At Martide we like to share our seafarer jobs on Twitter and we also follow some interesting people whose posts we like retweeting. So we thought we’d share them with you in case you don’t already follow them and you’re looking for some new, fresh content for your Twitter feed!
Martide blog posts with a focus on how social media can be used to build an online seafarer profile or seaman resume to find the best jobs at sea.
If you work in a seafarer job you use the internet to look for jobs at sea, for finding seafarer training and new employers and manning agents who can help you find a new contract. And for all the other things to do with your maritime career! So here are 15 of the best websites for seafarers.

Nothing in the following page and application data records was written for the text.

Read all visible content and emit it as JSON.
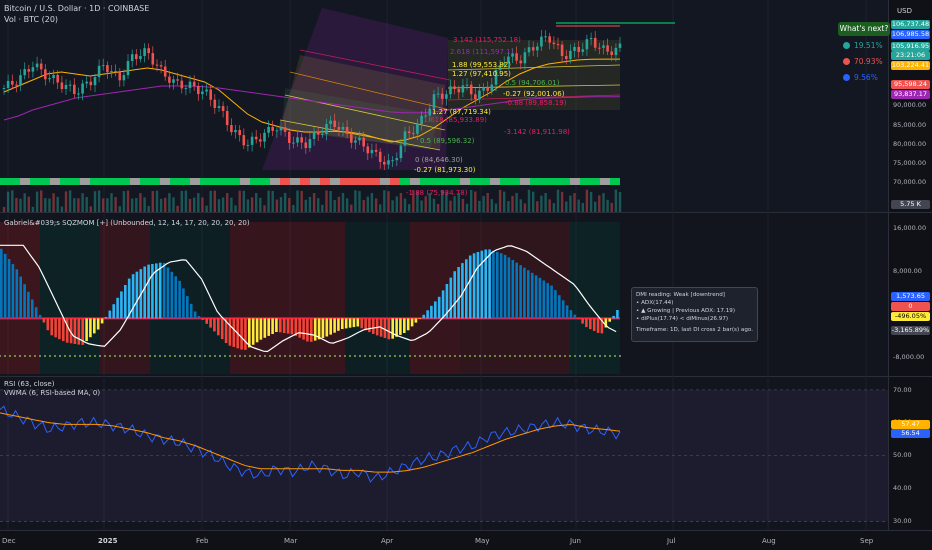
{
  "header": {
    "symbol_line": "Bitcoin / U.S. Dollar · 1D · COINBASE",
    "volume_label": "Vol · BTC (20)",
    "currency": "USD"
  },
  "whats_next": {
    "label": "What's next?",
    "scenarios": [
      {
        "label": "19.51%",
        "color": "#26a69a"
      },
      {
        "label": "70.93%",
        "color": "#ef5350"
      },
      {
        "label": "9.56%",
        "color": "#2962ff"
      }
    ]
  },
  "fib_levels": [
    {
      "label": "3.142 (115,752.18)",
      "color": "#e91e63"
    },
    {
      "label": "2.618 (111,597.1)",
      "color": "#9c27b0"
    },
    {
      "label": "1.88 (99,553.82)",
      "color": "#ffeb3b"
    },
    {
      "label": "1.27 (97,410.95)",
      "color": "#ffeb3b"
    },
    {
      "label": "0.5 (94,706.01)",
      "color": "#4caf50"
    },
    {
      "label": "-0.27 (92,001.06)",
      "color": "#ffeb3b"
    },
    {
      "label": "-0.88 (89,858.19)",
      "color": "#e91e63"
    },
    {
      "label": "1.27 (87,719.34)",
      "color": "#ffeb3b"
    },
    {
      "label": "-1.618 (85,933.89)",
      "color": "#e91e63"
    },
    {
      "label": "-3.142 (81,911.98)",
      "color": "#e91e63"
    },
    {
      "label": "0.5 (89,596.32)",
      "color": "#4caf50"
    },
    {
      "label": "0 (84,646.30)",
      "color": "#9e9e9e"
    },
    {
      "label": "-0.27 (81,973.30)",
      "color": "#ffeb3b"
    },
    {
      "label": "-1.88 (75,934.78)",
      "color": "#e91e63"
    }
  ],
  "price_axis": {
    "ticks": [
      "90,000.00",
      "85,000.00",
      "80,000.00",
      "75,000.00",
      "70,000.00"
    ],
    "tags": [
      {
        "label": "106,737.48",
        "color": "#26a69a"
      },
      {
        "label": "106,985.58",
        "color": "#2962ff"
      },
      {
        "label": "105,916.95",
        "color": "#26a69a"
      },
      {
        "label": "23:21:06",
        "color": "#26a69a"
      },
      {
        "label": "103,224.41",
        "color": "#ffb300"
      },
      {
        "label": "95,598.24",
        "color": "#ef5350"
      },
      {
        "label": "93,837.17",
        "color": "#9c27b0"
      },
      {
        "label": "5.75 K",
        "color": "#434651"
      }
    ]
  },
  "sqzmom": {
    "title": "Gabriel&#039;s SQZMOM [+] (Unbounded, 12, 14, 17, 20, 20, 20, 20)",
    "ticks": [
      "16,000.00",
      "8,000.00",
      "-8,000.00"
    ],
    "tags": [
      {
        "label": "1,573.65",
        "color": "#2962ff"
      },
      {
        "label": "0",
        "color": "#ef5350"
      },
      {
        "label": "-496.05%",
        "color": "#ffeb3b"
      },
      {
        "label": "-3,165.89%",
        "color": "#434651"
      }
    ],
    "dmi_box": {
      "line1": "DMI reading: Weak [downtrend]",
      "line2": "• ADX(17.44)",
      "line3": "• ▲ Growing | Previous ADX: 17.19)",
      "line4": "• diPlus(17.74) < diMinus(26.97)",
      "line5": "Timeframe: 1D, last DI cross 2 bar(s) ago."
    }
  },
  "rsi": {
    "title": "RSI (63, close)",
    "subtitle": "VWMA (6, RSI-based MA, 0)",
    "ticks": [
      "70.00",
      "60.00",
      "50.00",
      "40.00",
      "30.00"
    ],
    "tags": [
      {
        "label": "57.47",
        "color": "#ffb300"
      },
      {
        "label": "56.54",
        "color": "#2962ff"
      }
    ]
  },
  "time_axis": [
    "Dec",
    "2025",
    "Feb",
    "Mar",
    "Apr",
    "May",
    "Jun",
    "Jul",
    "Aug",
    "Sep"
  ],
  "chart_data": [
    {
      "type": "line",
      "name": "Bitcoin / U.S. Dollar daily",
      "x": [
        "Dec",
        "2025",
        "Feb",
        "Mar",
        "Apr",
        "May",
        "Jun",
        "Jul"
      ],
      "series": [
        {
          "values": [
            96000,
            98000,
            102000,
            99000,
            97000,
            95000,
            97500,
            102000,
            98000,
            104000,
            105000,
            100000,
            97000,
            96500,
            95000,
            91000,
            85000,
            82000,
            84000,
            86500,
            83000,
            82000,
            85000,
            87500,
            84000,
            82000,
            79000,
            76500,
            84000,
            87000,
            93500,
            95000,
            96500,
            94000,
            97000,
            104000,
            103000,
            106500,
            109000,
            104000,
            105500,
            108000,
            105000,
            106000
          ]
        },
        {
          "values": [
            95000,
            96500,
            98000,
            99500,
            100000,
            99500,
            99000,
            99500,
            100000,
            100500,
            101000,
            100500,
            99500,
            98500,
            97500,
            95500,
            92500,
            89500,
            87500,
            86500,
            85500,
            85000,
            85000,
            85200,
            85000,
            84500,
            83500,
            82500,
            83000,
            84000,
            86000,
            88500,
            91000,
            93000,
            95000,
            97500,
            99500,
            101000,
            102000,
            102500,
            103000,
            103200,
            103224,
            103224
          ]
        },
        {
          "values": [
            88000,
            89000,
            90500,
            91500,
            92500,
            93500,
            94000,
            94500,
            95000,
            95500,
            96000,
            96500,
            96500,
            96500,
            96300,
            96000,
            95500,
            95000,
            94500,
            94000,
            93500,
            93000,
            92500,
            92000,
            91500,
            91000,
            90500,
            90000,
            89800,
            89800,
            90000,
            90500,
            91000,
            91500,
            92000,
            92500,
            93000,
            93300,
            93500,
            93600,
            93700,
            93800,
            93837,
            93837
          ]
        }
      ],
      "ylim": [
        65000,
        118000
      ],
      "ylabel": "USD"
    },
    {
      "type": "bar",
      "name": "Gabriel's SQZMOM",
      "values": [
        13000,
        9000,
        3000,
        -3000,
        -4500,
        -5000,
        -2000,
        3000,
        8000,
        10000,
        10500,
        7000,
        1000,
        -2000,
        -5000,
        -6000,
        -4000,
        -2500,
        -3000,
        -4500,
        -3500,
        -2000,
        -1500,
        -3000,
        -4000,
        -2500,
        500,
        4000,
        9000,
        12000,
        13000,
        12000,
        10000,
        8000,
        6000,
        2000,
        -1500,
        -3000,
        1573
      ],
      "ylim": [
        -10000,
        18000
      ]
    },
    {
      "type": "line",
      "name": "RSI",
      "series": [
        {
          "values": [
            64,
            62,
            60,
            58,
            59,
            60,
            60,
            59,
            58,
            56,
            55,
            54,
            52,
            50,
            47,
            45,
            44,
            46,
            45,
            47,
            46,
            44,
            45,
            43,
            45,
            47,
            49,
            50,
            52,
            53,
            56,
            57,
            58,
            59,
            60,
            59.5,
            58,
            57.5,
            56.5
          ]
        },
        {
          "values": [
            63,
            62,
            61,
            60,
            59.5,
            59.5,
            59.5,
            59,
            58,
            57,
            55.5,
            54.5,
            53,
            51,
            49,
            47,
            46,
            46,
            46,
            46,
            46,
            45.5,
            45.5,
            45,
            45,
            45.5,
            46.5,
            48,
            49.5,
            51,
            53,
            55,
            56.5,
            58,
            59,
            59.5,
            58.5,
            58,
            57.47
          ]
        }
      ],
      "ylim": [
        28,
        73
      ]
    }
  ]
}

It seems every other day there’s news about a seafarer who’s fallen victim to a fraudulent manning agent, shipping company, or non-existent seafarer job. Not only is this disappointing, it can also cost financially. So it’s crucial to be able to distinguish between genuine employers and fake ones.

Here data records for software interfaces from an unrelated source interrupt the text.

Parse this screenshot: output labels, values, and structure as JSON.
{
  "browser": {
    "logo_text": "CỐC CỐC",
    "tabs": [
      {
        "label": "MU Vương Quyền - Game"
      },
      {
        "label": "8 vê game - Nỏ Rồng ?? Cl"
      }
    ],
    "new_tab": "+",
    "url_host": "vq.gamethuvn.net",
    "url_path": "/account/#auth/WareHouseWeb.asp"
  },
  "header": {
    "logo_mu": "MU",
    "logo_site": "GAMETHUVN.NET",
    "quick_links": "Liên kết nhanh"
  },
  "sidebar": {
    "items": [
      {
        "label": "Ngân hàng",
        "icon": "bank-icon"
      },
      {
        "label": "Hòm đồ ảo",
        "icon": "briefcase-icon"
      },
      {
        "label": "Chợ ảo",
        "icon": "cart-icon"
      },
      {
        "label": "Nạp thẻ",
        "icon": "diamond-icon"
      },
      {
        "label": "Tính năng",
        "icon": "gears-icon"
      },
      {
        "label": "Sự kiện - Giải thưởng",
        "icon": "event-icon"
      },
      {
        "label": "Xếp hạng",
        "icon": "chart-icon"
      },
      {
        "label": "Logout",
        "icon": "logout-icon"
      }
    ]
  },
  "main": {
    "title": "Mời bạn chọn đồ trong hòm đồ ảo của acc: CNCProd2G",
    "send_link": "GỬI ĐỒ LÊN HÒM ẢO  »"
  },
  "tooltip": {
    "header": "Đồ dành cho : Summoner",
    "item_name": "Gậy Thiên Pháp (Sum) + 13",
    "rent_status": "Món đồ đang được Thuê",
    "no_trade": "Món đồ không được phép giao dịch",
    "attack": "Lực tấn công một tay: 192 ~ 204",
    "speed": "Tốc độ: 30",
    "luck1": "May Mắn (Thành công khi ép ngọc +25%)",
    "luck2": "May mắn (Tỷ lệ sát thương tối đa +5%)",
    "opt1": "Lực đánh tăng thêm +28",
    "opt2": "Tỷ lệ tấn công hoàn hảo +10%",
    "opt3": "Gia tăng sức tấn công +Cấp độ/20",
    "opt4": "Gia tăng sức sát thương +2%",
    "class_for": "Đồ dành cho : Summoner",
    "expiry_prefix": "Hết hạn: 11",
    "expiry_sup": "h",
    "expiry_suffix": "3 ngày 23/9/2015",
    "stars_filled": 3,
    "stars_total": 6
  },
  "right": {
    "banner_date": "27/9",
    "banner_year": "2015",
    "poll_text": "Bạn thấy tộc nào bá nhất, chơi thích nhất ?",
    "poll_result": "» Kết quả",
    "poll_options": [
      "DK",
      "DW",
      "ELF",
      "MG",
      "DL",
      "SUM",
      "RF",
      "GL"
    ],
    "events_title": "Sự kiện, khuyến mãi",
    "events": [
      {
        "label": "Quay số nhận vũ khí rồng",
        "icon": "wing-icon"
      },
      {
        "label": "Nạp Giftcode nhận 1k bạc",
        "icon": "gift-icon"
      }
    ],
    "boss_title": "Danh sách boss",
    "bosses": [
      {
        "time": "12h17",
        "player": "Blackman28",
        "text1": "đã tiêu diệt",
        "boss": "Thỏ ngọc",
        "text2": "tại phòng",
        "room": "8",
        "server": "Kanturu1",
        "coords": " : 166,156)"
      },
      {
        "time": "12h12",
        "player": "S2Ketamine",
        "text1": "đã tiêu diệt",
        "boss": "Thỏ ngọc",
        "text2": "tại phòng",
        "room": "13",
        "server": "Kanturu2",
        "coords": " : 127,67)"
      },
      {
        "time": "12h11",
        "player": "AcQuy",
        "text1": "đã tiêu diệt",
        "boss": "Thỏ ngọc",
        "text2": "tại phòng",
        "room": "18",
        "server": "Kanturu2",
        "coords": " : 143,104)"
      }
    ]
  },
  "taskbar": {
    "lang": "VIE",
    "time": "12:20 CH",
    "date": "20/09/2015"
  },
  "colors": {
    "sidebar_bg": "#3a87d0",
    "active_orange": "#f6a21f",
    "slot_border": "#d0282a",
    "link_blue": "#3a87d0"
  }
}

Just in case you somehow missed it, June the 25th is the Day of the Seafarer as organized by the IMO. The campaign is now in its eleventh year and as you also most likely know, each year the campaign has had a different theme, with this year’s theme being a “Fair Future for Seafarers”.
Martide are on social media. Why not come on over and say hello, like and follow us on Facebook, Twitter, Pinterest and LinkedIn? We post blogs, tips and tricks, seafarer quotes, news and points of interest in the maritime industry - and of course our latest seafarer jobs!
Good communication is vital when working in jobs at sea but when you’re busy, tired or ‘not in the mood’ maintaining quality communication can be tough. That’s why we’re taking a look at ways those working in seafarer jobs can make sure they’re communicating well with folk back home. And vice versa!
Social media is a powerful tool and for many people checking their news feeds, shares and likes is a daily routine. But for seafarers working in jobs at sea and spending months away from home, social media can be a real lifeline. But it must be used wisely.
25th June 2020 marks the 10th anniversary of IMO’s annual Day of the Seafarer. In recognition of these demanding times the worries that the maritime industry is facing, and of course, in particular the challenges that seafarers are dealing with, the theme this year is Seafarers are Key Workers.
Whether you’re the stay at home partner or the ocean-going half of a couple ensuring you both feel emotionally supported when one of you is away a lot is crucial. Of course this can be easier said than done when one of you is not just 1000’s of miles from home, but also 1000’s of miles from land!
We know when you’re working in seafarer jobs you’re busy around the clock but for those moments when you do get some personal time in between watches or shifts, even though you’re miles away from land, there are still plenty of things you can do to chill out and keep yourself entertained.
When even some of the biggest and best known companies in the world have fallen victim to cyber attacks from hackers, it pretty much means that none of us are safe - and that's both on a business and a personal level. If you're working in jobs at sea, here's how to stay safe online.
When it comes to finding jobs at sea some places might be more obvious than others. You know about seafarer jobs boards, maritime recruitment agencies and Facebook. In this post we’re looking at another social media website to find seafarer jobs: Twitter. Here’s how to create an account and profile.
There’s a number of ways to find seafarer jobs. Whether you’re an experienced seaman or looking for entry level cargo ship jobs, we take a closer look here. From social media to crew jobs boards to working with a maritime recruitment agency, here’s the complete lowdown on where to find jobs at sea.
You’ve written your maritime resume, you’re looking for your next contract - but is LinkedIn at the top of your list when you’re looking for new seafarer jobs? Maybe not. But you shouldn’t ignore LinkedIn just because you’re not working a 9 to 5 job.
Social media and seafarers may not always make the best bed fellows. Life at sea is no longer “what happens at sea stays at sea” but there’s still the potential of unflattering photos and posts being seen by more than just your friends ashore and doing serious damage to your maritime career.